Rather than return her to the offending establishment for more repair work, however, I turned to my mother to make Stress Ponyo a new mouth. Which she duly did before she returned to Penang. And yes, it is something for which I'm really grateful... although if truth be told, the red thread my mother used has started to unravel a bit already, with the result that sometimes Stress Ponyo looks like it also can these days be called Snakey Ponyo... ;(

Sunday, July 4, 2010

A day to remember

Walking on misty Ngong Ping
-- including close to the path of
the Ngong Ping 360 cable car

A little while (and bus ride) later, there we were
gazing out to sea at Cheung Sha Beach!

As Americans celebrate their country's independence day, I find myself looking back to one of the best days I've had in Hong Kong thus far -- one that took in both a hike in the clouds and a walk along a beach under beautiful blue skies.

On a day when the temperature rose above 35 degrees Celsius in parts of the Big Lychee, the Ngong Ping plateau that's home to The Big Buddha was experiencing temperature in the low 20s Celsius. So I figured that it'd be an okay area to hike -- only my regular hike companion and I got a bit more than we bargained for as we encountered quite a bit of mist on our hike this afternoon so that at times, it got rather eerie even while other times we happily decided that it all added to the sense of atmosphere and made things cool (in more ways than one).

Still, when coupled with some superb views and welcome glimpses of startingly blue skies, we were happy enough with that part of our day out. But then the icing on the cake came when we decided to proceed with our plan to cap things by heading down to Lower Cheung Sha Beach for a seaside stroll, followed by early dinner at The Stoep, a South African restaurant whose back opens right onto the beach.

Suffice to say that it really was beautiful out there -- so much that the photos in this entry can't really do either portions of my day today justice even while giving people a nice idea as to how amazing Hong Kong, and a single day in this part of the world, can be. :)

Saturday, July 3, 2010

Open (This week's Photo Hunt theme)

As I contemplated what to do for this week's Photo Hunt, I found myself almost not quite knowing what to do or where to start... for, as I'm sure you all will agree, the possibilities as to what photos one can put up for an open-themed entry are pretty... well... open! After some thought (and hunting through my photo archive), however, I've decided to limit myself to just the two photos above.

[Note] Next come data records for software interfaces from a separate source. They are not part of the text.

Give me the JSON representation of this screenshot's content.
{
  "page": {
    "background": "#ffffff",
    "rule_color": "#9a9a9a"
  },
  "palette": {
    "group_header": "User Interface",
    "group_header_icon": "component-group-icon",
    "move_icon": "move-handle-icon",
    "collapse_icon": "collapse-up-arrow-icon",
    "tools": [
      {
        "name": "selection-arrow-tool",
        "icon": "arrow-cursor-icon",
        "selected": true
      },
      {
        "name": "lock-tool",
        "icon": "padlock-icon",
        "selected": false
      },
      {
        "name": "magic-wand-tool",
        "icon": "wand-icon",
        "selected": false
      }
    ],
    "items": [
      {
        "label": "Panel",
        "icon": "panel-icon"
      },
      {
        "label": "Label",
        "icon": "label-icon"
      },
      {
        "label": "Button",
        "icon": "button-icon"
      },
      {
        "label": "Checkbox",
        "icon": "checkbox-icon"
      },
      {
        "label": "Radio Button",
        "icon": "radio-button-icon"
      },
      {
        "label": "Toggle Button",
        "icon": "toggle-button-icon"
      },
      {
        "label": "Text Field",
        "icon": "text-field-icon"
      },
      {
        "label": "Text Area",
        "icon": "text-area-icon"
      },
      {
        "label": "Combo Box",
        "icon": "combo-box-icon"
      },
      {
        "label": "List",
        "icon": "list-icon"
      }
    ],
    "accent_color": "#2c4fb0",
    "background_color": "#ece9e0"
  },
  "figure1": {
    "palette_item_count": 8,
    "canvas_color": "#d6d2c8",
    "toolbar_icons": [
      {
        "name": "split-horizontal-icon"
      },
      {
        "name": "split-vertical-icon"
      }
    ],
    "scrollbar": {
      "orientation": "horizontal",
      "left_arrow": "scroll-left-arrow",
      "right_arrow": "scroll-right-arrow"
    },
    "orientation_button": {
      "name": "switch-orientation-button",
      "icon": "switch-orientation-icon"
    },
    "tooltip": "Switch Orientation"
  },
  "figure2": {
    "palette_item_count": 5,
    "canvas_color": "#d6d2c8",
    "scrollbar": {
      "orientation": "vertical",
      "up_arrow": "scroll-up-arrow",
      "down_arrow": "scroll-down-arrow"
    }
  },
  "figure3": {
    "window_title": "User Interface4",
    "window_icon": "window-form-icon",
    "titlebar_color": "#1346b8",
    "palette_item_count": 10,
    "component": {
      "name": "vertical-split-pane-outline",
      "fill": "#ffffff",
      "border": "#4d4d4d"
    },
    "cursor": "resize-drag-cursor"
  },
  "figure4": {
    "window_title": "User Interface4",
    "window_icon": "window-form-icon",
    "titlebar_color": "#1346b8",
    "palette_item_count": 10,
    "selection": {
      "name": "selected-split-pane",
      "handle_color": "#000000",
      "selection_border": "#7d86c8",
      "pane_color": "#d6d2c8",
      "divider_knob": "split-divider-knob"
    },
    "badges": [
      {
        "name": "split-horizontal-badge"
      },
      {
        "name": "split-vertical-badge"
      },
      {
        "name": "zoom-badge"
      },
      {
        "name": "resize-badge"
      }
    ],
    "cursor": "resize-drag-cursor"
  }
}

The first is one of thousands of open air shots I've taken since moving to Hong Kong -- and gives a sense of how openly the authorities invite people to go and enjoy the great outdoors here: what with their not only having established 24 country parks (and these do not include a designated "special (nature) area" at Tai Po Kau and the marine parks and reserves) and a bunch of hiking trails through them but, also, put up barbecue pits and areas, and general picnic tables and benches in often very scenic areas (like, in the pictured case, at Tai Hang Tun (inside Clear Water Bay Country Park) which offers up a view of a few outlying islands and the open sea).

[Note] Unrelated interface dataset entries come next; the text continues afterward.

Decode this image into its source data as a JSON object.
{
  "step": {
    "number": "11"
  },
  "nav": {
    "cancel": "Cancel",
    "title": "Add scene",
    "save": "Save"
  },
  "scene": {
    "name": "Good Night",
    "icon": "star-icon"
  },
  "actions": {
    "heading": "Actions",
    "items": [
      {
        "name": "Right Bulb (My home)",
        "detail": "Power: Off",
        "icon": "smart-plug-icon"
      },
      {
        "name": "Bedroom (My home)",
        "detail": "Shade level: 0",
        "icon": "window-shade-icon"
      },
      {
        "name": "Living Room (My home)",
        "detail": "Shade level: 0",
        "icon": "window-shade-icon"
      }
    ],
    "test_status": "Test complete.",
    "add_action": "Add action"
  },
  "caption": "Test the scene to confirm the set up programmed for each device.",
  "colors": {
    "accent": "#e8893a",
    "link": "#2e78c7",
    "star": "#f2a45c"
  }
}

The second is an interior shot of the Tin Hau Temple at Stanley that was founded in 1767 by a famous local pirate called Cheung Po Tsai. Unfortunately for shutter bugs, it also happens to be one of a number of Taoist temples in Hong Kong administered by the frustratingly photographer-unfriendly Chinese Temples Committee (which forbids photography inside the temples it administers). So I was reduced to just taking photos of its exteriors -- and interior only through its open main doors. (On a less negative note, what I also like about this shot is that it shows how there's a courtyard inside the temple whose sense of open-ness is enhanced by its central area being roofless.)

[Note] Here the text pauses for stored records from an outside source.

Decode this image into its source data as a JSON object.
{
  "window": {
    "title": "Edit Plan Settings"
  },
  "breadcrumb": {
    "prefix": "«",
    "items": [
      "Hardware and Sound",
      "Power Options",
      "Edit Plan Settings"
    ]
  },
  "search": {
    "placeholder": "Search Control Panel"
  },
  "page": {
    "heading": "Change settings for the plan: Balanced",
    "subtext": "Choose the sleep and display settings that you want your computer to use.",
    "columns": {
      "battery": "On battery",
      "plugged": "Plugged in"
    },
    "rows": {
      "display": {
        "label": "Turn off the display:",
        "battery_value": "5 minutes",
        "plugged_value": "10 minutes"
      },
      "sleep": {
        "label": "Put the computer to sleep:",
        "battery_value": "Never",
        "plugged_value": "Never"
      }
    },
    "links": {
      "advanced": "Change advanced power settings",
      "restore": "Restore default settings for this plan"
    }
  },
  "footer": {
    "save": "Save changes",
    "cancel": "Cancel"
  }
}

Together, they offer up views of the natural and cultural sides of Hong Kong. And I also like that they appear to balance each other out in terms of colors; what with one being mainly calming blues and greens, and the other containing copious splashes of energetic reds! :b